Element data from apps and pages
======

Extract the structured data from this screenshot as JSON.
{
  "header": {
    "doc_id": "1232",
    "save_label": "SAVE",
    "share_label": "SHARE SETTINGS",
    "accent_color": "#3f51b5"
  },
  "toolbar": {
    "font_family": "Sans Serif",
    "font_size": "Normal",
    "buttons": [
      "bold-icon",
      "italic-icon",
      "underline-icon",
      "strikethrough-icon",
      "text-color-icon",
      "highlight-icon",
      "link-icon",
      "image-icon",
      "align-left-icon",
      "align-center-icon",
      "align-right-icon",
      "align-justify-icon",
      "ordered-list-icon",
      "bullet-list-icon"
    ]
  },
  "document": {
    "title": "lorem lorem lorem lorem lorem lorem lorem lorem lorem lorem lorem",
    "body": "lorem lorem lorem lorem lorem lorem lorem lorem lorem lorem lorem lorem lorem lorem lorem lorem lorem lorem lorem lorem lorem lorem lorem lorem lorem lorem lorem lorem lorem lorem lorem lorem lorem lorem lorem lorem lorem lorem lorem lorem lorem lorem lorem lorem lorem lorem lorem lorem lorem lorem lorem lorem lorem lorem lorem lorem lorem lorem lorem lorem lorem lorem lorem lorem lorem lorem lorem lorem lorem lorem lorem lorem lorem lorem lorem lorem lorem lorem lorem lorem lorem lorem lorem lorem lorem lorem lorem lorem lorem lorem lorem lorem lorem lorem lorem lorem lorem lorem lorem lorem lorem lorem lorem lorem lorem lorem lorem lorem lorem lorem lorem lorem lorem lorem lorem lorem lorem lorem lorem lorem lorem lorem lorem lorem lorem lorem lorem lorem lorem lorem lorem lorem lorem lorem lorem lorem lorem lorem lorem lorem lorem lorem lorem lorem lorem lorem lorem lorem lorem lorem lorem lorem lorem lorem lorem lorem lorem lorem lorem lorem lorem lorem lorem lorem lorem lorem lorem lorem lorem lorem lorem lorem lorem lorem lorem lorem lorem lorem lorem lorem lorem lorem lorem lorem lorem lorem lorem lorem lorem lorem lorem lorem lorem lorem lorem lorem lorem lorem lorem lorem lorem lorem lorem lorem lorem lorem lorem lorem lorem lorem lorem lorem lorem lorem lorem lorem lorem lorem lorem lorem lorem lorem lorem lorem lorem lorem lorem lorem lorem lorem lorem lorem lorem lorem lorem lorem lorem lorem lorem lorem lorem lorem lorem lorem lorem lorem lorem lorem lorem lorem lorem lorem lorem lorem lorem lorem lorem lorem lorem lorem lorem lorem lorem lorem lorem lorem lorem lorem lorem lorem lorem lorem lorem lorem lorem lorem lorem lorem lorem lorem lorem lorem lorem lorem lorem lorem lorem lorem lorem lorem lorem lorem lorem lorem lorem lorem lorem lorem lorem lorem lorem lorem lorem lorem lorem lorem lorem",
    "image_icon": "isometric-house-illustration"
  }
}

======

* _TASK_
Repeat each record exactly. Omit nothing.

* _REPLY TO THE TASK_
Extract the structured data from this screenshot as JSON.
{
  "header": {
    "doc_id": "1232",
    "save_label": "SAVE",
    "share_label": "SHARE SETTINGS",
    "accent_color": "#3f51b5"
  },
  "toolbar": {
    "font_family": "Sans Serif",
    "font_size": "Normal",
    "buttons": [
      "bold-icon",
      "italic-icon",
      "underline-icon",
      "strikethrough-icon",
      "text-color-icon",
      "highlight-icon",
      "link-icon",
      "image-icon",
      "align-left-icon",
      "align-center-icon",
      "align-right-icon",
      "align-justify-icon",
      "ordered-list-icon",
      "bullet-list-icon"
    ]
  },
  "document": {
    "title": "lorem lorem lorem lorem lorem lorem lorem lorem lorem lorem lorem",
    "body": "lorem lorem lorem lorem lorem lorem lorem lorem lorem lorem lorem lorem lorem lorem lorem lorem lorem lorem lorem lorem lorem lorem lorem lorem lorem lorem lorem lorem lorem lorem lorem lorem lorem lorem lorem lorem lorem lorem lorem lorem lorem lorem lorem lorem lorem lorem lorem lorem lorem lorem lorem lorem lorem lorem lorem lorem lorem lorem lorem lorem lorem lorem lorem lorem lorem lorem lorem lorem lorem lorem lorem lorem lorem lorem lorem lorem lorem lorem lorem lorem lorem lorem lorem lorem lorem lorem lorem lorem lorem lorem lorem lorem lorem lorem lorem lorem lorem lorem lorem lorem lorem lorem lorem lorem lorem lorem lorem lorem lorem lorem lorem lorem lorem lorem lorem lorem lorem lorem lorem lorem lorem lorem lorem lorem lorem lorem lorem lorem lorem lorem lorem lorem lorem lorem lorem lorem lorem lorem lorem lorem lorem lorem lorem lorem lorem lorem lorem lorem lorem lorem lorem lorem lorem lorem lorem lorem lorem lorem lorem lorem lorem lorem lorem lorem lorem lorem lorem lorem lorem lorem lorem lorem lorem lorem lorem lorem lorem lorem lorem lorem lorem lorem lorem lorem lorem lorem lorem lorem lorem lorem lorem lorem lorem lorem lorem lorem lorem lorem lorem lorem lorem lorem lorem lorem lorem lorem lorem lorem lorem lorem lorem lorem lorem lorem lorem lorem lorem lorem lorem lorem lorem lorem lorem lorem lorem lorem lorem lorem lorem lorem lorem lorem lorem lorem lorem lorem lorem lorem lorem lorem lorem lorem lorem lorem lorem lorem lorem lorem lorem lorem lorem lorem lorem lorem lorem lorem lorem lorem lorem lorem lorem lorem lorem lorem lorem lorem lorem lorem lorem lorem lorem lorem lorem lorem lorem lorem lorem lorem lorem lorem lorem lorem lorem lorem lorem lorem lorem lorem lorem lorem lorem lorem lorem lorem lorem lorem lorem lorem lorem lorem lorem lorem lorem lorem lorem lorem lorem",
    "image_icon": "isometric-house-illustration"
  }
}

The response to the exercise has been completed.